◆ Task
Every entry should be duplicated verbatim, and no picture may appear in the copy.

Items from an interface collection
########################################
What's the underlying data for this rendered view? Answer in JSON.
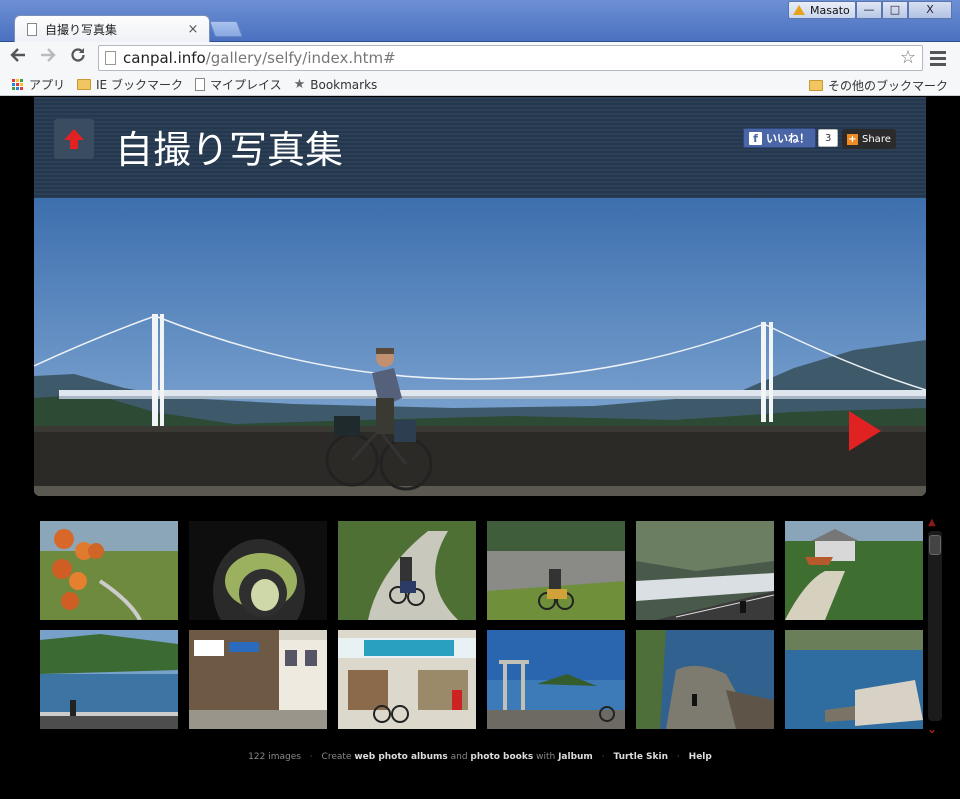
{
  "browser": {
    "tab_title": "自撮り写真集",
    "tab_close": "×",
    "user_name": "Masato",
    "window_buttons": [
      "—",
      "□",
      "X"
    ],
    "url_host": "canpal.info",
    "url_path": "/gallery/selfy/index.htm#",
    "icons": {
      "back": "back-arrow-icon",
      "forward": "forward-arrow-icon",
      "reload": "reload-icon",
      "star": "star-icon",
      "menu": "hamburger-menu-icon"
    }
  },
  "bookmarks": {
    "items": [
      {
        "label": "アプリ",
        "icon": "apps-grid-icon"
      },
      {
        "label": "IE ブックマーク",
        "icon": "folder-icon"
      },
      {
        "label": "マイプレイス",
        "icon": "page-icon"
      },
      {
        "label": "Bookmarks",
        "icon": "star-icon"
      }
    ],
    "right": {
      "label": "その他のブックマーク",
      "icon": "folder-icon"
    }
  },
  "gallery": {
    "title": "自撮り写真集",
    "like_label": "いいね！",
    "like_count": "3",
    "share_label": "Share"
  },
  "footer": {
    "count": "122 images",
    "create": "Create",
    "web_albums": "web photo albums",
    "and": "and",
    "photo_books": "photo books",
    "with": "with",
    "jalbum": "Jalbum",
    "skin": "Turtle Skin",
    "help": "Help"
  },
  "colors": {
    "accent_red": "#e02222",
    "header_bg": "#2b3f57",
    "titlebar": "#4a70c0"
  }
}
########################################
◆ Response box
What's the underlying data for this rendered view? Answer in JSON.
{
  "browser": {
    "tab_title": "自撮り写真集",
    "tab_close": "×",
    "user_name": "Masato",
    "window_buttons": [
      "—",
      "□",
      "X"
    ],
    "url_host": "canpal.info",
    "url_path": "/gallery/selfy/index.htm#",
    "icons": {
      "back": "back-arrow-icon",
      "forward": "forward-arrow-icon",
      "reload": "reload-icon",
      "star": "star-icon",
      "menu": "hamburger-menu-icon"
    }
  },
  "bookmarks": {
    "items": [
      {
        "label": "アプリ",
        "icon": "apps-grid-icon"
      },
      {
        "label": "IE ブックマーク",
        "icon": "folder-icon"
      },
      {
        "label": "マイプレイス",
        "icon": "page-icon"
      },
      {
        "label": "Bookmarks",
        "icon": "star-icon"
      }
    ],
    "right": {
      "label": "その他のブックマーク",
      "icon": "folder-icon"
    }
  },
  "gallery": {
    "title": "自撮り写真集",
    "like_label": "いいね！",
    "like_count": "3",
    "share_label": "Share"
  },
  "footer": {
    "count": "122 images",
    "create": "Create",
    "web_albums": "web photo albums",
    "and": "and",
    "photo_books": "photo books",
    "with": "with",
    "jalbum": "Jalbum",
    "skin": "Turtle Skin",
    "help": "Help"
  },
  "colors": {
    "accent_red": "#e02222",
    "header_bg": "#2b3f57",
    "titlebar": "#4a70c0"
  }
}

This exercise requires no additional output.